INSTRUCTIONS FOR THE TASK
Each line of the data that includes the string "패스트캠퍼스" is to be copied out.

┌─ DATA IN THIS EXERCISE

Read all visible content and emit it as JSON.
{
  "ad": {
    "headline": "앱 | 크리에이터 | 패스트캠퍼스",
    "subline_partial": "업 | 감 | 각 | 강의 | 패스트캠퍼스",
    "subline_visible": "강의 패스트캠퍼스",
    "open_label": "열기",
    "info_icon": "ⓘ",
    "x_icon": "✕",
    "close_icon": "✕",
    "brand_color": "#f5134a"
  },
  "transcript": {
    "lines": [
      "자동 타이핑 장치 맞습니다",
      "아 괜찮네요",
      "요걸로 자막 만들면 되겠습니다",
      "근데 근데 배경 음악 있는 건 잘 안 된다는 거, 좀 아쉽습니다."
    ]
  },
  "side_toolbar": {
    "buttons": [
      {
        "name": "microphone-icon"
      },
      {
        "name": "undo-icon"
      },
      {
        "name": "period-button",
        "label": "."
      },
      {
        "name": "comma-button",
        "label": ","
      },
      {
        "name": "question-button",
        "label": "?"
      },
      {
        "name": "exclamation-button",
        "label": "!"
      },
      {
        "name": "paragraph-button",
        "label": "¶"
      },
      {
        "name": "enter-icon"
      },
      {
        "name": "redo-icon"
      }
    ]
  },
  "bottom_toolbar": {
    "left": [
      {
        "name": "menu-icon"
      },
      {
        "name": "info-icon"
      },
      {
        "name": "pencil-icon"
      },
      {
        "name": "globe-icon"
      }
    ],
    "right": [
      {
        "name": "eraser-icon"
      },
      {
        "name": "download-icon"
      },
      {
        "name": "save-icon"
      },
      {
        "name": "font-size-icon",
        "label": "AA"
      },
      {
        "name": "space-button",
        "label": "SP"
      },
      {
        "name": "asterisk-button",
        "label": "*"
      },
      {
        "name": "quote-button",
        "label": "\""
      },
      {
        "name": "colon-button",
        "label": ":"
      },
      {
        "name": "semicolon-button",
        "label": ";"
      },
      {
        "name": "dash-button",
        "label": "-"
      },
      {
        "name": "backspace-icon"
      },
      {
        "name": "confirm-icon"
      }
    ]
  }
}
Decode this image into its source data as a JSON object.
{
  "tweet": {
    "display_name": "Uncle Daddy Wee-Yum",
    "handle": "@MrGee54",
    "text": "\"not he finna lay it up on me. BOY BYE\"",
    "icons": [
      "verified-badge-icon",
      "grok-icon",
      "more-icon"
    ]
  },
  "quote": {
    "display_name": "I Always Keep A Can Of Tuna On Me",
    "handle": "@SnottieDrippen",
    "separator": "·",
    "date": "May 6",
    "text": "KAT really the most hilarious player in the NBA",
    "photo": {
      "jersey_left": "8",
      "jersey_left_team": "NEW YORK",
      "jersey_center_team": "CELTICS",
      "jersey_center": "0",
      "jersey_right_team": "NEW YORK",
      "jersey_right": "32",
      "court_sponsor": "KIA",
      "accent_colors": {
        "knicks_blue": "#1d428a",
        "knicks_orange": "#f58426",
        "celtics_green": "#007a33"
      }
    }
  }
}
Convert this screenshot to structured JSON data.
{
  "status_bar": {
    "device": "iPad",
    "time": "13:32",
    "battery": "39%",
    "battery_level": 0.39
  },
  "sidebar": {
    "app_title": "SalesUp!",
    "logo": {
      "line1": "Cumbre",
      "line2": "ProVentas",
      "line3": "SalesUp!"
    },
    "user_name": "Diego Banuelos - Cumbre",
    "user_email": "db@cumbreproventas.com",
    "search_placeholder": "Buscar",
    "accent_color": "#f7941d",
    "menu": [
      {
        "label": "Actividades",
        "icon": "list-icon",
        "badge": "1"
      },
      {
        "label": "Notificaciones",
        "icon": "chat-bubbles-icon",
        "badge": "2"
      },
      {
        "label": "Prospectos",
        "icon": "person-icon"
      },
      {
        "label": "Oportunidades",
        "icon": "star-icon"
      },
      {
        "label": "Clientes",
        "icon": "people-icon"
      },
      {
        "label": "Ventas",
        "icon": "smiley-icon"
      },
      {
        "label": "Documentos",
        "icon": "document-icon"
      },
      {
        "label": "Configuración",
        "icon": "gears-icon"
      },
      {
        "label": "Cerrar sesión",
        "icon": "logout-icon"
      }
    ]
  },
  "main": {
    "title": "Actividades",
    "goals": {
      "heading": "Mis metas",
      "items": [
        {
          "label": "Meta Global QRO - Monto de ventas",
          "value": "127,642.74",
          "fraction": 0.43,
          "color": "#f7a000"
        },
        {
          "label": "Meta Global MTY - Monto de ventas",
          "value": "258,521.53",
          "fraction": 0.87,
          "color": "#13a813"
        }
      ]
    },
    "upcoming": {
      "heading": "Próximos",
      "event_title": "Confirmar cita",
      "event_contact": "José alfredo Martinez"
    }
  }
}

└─

ANSWER SPACE
    "headline": "앱 | 크리에이터 | 패스트캠퍼스",
    "subline_partial": "업 | 감 | 각 | 강의 | 패스트캠퍼스",
    "subline_visible": "강의 패스트캠퍼스",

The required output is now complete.